- EXERCISE DIRECTIONS
In the listing below, how many lines contain the string "Suggest"? Answer with the number only.

- MATERIAL SHOWN
------------------------------
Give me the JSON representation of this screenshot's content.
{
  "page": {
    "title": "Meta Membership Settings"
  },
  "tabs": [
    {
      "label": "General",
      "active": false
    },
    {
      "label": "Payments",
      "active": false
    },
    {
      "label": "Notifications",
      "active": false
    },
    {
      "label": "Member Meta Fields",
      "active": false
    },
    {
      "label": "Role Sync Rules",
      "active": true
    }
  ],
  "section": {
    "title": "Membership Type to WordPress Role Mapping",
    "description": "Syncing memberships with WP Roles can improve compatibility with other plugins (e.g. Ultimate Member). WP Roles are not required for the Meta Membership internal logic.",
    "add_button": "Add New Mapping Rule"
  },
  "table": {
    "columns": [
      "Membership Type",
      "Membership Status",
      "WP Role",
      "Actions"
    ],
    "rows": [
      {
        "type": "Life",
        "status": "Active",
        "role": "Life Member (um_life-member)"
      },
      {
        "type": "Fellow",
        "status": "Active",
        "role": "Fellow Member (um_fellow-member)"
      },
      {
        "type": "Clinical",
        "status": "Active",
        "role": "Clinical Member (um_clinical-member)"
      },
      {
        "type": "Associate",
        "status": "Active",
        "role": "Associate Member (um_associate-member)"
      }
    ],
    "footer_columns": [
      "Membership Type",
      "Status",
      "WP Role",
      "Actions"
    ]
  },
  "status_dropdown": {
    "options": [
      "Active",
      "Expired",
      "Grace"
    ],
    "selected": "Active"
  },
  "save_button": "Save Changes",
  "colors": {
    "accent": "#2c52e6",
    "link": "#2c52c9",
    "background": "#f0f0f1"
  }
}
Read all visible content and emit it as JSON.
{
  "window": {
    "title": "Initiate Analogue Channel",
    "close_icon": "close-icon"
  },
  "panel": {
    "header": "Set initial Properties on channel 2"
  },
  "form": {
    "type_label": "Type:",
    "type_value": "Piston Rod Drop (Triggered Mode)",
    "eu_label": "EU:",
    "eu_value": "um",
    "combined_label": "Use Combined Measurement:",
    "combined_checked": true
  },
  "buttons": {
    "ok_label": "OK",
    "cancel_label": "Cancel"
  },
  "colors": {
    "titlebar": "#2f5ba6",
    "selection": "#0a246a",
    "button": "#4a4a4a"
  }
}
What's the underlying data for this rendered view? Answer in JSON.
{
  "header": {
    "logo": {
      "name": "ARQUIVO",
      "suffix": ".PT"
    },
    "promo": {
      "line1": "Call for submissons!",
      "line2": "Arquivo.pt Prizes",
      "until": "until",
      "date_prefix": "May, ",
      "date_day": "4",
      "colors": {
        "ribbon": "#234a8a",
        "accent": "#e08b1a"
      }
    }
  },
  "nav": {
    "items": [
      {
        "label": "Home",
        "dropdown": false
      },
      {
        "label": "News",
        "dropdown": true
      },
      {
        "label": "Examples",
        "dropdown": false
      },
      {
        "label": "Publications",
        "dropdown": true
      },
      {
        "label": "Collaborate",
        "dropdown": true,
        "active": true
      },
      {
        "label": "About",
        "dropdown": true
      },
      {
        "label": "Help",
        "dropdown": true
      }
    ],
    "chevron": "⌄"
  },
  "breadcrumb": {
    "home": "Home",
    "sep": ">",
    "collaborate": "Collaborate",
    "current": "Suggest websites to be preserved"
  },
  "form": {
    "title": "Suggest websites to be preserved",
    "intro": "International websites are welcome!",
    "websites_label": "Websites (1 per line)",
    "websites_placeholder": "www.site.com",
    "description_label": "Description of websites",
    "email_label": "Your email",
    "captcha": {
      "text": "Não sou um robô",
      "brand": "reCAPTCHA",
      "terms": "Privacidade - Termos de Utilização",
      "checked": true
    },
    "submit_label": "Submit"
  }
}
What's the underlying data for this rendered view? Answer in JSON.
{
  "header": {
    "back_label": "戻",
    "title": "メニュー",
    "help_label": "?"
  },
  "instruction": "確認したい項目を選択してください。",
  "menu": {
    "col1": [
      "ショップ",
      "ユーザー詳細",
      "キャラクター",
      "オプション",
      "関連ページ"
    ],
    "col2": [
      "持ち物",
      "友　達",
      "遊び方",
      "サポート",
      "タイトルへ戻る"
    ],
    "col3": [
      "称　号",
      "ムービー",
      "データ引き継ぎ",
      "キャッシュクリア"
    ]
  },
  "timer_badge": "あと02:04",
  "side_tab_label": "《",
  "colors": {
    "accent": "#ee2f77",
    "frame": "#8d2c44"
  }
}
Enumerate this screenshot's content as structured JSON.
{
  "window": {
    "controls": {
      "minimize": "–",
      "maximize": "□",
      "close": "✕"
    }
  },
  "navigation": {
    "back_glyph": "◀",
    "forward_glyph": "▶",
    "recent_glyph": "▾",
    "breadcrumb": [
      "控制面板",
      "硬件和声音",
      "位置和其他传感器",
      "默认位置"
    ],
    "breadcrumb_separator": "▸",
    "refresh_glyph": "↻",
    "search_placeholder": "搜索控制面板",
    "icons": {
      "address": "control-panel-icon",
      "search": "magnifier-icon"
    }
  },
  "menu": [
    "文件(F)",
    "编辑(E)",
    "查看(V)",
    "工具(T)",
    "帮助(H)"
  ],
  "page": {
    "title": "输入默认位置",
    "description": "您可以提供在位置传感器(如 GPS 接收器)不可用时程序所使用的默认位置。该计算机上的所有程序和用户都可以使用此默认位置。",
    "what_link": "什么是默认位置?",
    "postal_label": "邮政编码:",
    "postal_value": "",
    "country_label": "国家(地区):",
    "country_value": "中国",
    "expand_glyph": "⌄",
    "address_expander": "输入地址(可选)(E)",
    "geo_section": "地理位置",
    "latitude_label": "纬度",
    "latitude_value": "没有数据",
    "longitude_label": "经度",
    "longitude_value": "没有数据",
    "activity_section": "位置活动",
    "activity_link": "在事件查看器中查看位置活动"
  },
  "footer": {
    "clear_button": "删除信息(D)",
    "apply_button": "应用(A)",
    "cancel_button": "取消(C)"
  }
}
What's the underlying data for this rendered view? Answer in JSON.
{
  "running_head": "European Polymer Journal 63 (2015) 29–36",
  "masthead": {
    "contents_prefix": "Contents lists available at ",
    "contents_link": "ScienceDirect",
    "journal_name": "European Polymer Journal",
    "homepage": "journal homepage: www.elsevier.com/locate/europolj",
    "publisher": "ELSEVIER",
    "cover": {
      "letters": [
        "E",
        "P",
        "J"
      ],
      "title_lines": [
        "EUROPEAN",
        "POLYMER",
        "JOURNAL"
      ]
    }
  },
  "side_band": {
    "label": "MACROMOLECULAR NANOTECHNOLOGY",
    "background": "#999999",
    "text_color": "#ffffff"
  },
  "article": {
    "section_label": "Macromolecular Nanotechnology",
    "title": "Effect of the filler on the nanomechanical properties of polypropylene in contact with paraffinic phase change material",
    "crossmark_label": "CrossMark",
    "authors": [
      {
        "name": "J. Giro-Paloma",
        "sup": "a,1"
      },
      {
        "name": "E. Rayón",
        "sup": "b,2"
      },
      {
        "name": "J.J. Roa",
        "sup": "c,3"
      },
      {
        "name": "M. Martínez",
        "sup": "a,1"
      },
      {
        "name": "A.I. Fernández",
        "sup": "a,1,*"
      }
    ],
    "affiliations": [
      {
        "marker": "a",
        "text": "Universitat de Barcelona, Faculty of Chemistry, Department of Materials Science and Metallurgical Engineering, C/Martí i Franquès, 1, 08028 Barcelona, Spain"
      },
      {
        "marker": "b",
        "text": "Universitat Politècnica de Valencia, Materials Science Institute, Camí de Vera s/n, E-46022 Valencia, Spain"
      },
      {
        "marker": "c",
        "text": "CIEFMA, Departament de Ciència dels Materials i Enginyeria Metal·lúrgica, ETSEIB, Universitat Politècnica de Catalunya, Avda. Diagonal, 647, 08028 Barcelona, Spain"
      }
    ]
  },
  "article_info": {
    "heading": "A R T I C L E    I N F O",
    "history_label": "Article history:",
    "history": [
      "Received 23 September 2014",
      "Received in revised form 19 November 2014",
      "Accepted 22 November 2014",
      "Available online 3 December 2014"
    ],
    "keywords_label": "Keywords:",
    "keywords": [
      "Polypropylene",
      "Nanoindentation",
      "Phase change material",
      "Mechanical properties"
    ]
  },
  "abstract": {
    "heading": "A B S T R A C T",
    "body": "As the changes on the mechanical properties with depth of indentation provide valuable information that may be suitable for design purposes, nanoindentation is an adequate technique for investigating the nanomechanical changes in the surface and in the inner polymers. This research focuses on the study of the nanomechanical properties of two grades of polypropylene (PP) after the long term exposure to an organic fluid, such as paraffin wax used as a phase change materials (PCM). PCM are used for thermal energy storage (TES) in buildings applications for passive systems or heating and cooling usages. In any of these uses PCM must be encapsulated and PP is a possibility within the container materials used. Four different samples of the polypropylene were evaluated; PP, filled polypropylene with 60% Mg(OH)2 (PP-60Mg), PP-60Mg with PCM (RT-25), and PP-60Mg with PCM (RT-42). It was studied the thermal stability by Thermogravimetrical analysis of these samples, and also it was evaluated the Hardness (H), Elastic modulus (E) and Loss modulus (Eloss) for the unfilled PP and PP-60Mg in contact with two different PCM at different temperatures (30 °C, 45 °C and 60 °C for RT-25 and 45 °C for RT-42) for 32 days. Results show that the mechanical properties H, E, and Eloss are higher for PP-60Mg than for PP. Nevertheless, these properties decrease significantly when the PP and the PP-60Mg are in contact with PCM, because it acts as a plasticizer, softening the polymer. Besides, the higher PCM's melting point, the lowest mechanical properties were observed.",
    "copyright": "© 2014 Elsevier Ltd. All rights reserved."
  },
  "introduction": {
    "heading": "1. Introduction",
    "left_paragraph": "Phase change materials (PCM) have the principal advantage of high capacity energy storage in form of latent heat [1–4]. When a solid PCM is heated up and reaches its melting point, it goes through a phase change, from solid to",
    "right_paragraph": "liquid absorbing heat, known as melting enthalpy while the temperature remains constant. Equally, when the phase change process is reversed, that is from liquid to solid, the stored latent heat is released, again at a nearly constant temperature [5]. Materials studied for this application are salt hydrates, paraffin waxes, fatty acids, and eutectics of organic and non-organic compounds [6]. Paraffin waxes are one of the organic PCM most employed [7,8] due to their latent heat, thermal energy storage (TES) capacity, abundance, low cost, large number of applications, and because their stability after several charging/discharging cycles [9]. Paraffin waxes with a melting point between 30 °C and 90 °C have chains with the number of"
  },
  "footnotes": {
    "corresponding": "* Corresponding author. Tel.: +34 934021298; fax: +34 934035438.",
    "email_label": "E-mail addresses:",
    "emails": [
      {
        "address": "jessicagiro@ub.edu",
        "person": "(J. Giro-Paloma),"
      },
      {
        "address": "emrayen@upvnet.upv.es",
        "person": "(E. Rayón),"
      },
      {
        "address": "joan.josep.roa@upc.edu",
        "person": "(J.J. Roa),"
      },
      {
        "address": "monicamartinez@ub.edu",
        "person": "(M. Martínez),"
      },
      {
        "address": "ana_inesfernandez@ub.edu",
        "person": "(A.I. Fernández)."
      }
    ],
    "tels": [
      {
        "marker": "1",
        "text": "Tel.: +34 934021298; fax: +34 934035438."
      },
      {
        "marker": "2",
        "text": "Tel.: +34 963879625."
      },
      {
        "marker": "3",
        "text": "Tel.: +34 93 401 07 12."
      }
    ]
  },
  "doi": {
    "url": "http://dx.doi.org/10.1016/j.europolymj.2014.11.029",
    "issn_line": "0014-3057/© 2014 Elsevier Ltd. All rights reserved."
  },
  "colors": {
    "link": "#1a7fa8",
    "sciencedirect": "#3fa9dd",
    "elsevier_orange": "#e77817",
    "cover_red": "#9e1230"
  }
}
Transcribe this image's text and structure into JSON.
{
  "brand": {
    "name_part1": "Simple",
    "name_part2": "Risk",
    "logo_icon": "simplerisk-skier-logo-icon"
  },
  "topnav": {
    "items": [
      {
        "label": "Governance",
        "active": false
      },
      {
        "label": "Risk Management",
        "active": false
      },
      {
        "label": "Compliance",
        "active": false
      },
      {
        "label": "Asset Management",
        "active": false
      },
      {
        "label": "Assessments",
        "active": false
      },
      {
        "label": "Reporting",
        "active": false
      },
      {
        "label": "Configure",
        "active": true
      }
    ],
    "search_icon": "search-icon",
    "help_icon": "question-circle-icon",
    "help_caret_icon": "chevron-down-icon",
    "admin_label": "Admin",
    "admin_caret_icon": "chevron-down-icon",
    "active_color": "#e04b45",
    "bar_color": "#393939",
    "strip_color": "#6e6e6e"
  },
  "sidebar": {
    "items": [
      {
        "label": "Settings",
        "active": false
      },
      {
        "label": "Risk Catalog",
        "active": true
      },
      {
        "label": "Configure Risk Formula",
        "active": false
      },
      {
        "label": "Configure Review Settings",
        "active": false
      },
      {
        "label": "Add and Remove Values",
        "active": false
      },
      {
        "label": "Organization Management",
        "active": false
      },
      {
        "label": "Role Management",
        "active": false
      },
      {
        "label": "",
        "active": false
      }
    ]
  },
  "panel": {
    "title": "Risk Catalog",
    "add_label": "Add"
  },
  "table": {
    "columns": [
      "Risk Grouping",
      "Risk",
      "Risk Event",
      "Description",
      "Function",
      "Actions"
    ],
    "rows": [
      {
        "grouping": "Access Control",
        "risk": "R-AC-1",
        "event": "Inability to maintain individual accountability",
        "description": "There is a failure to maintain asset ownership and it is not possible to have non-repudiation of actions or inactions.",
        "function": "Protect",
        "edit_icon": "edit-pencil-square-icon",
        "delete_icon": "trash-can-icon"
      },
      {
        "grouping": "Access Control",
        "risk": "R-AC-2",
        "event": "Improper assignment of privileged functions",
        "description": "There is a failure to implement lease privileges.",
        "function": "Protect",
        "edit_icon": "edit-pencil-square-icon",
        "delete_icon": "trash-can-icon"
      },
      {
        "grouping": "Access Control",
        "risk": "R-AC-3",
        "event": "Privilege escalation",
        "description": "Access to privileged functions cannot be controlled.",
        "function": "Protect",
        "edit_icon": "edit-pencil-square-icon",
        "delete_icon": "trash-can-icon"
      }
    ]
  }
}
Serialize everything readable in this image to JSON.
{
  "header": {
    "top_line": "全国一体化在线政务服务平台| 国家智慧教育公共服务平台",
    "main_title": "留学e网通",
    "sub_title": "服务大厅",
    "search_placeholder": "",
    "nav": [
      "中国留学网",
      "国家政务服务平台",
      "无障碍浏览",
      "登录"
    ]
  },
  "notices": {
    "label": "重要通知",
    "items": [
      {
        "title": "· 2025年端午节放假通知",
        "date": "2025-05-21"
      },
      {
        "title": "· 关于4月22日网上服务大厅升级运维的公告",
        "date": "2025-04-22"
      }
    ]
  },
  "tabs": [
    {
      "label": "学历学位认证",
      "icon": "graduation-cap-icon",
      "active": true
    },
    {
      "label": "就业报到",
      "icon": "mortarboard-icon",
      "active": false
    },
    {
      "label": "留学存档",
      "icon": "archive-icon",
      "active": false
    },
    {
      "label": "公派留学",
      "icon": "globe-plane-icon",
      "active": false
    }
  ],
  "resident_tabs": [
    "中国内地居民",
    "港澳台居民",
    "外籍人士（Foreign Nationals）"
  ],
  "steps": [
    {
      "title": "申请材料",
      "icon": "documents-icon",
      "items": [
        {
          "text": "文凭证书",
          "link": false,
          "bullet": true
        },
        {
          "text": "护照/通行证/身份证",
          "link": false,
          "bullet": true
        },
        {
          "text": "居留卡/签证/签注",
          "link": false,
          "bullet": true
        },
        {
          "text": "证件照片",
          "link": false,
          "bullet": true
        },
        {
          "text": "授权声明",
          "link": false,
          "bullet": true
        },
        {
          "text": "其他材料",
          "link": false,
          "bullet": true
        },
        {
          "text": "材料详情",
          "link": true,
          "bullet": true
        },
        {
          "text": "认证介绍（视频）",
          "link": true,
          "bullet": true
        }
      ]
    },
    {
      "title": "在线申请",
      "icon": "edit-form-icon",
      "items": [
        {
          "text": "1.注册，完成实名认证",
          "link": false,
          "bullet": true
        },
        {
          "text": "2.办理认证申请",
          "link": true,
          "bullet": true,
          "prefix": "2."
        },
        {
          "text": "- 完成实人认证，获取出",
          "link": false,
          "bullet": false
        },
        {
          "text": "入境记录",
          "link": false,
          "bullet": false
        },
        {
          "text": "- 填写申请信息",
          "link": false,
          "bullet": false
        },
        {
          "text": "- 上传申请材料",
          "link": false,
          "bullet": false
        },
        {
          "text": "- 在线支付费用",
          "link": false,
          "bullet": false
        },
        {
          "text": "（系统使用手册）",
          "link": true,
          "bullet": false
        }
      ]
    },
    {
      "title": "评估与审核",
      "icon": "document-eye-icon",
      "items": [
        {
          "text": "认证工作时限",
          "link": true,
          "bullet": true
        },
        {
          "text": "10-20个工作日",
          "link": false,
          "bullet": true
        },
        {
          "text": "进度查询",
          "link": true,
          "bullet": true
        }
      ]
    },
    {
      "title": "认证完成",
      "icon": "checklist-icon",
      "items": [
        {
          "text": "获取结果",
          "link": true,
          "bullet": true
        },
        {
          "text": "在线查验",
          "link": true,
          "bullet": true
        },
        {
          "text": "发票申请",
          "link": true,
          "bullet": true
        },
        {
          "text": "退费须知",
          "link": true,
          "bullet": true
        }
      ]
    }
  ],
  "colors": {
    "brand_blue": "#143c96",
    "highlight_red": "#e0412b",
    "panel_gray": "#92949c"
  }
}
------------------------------
- RESULT FOR THIS EXERCISE
2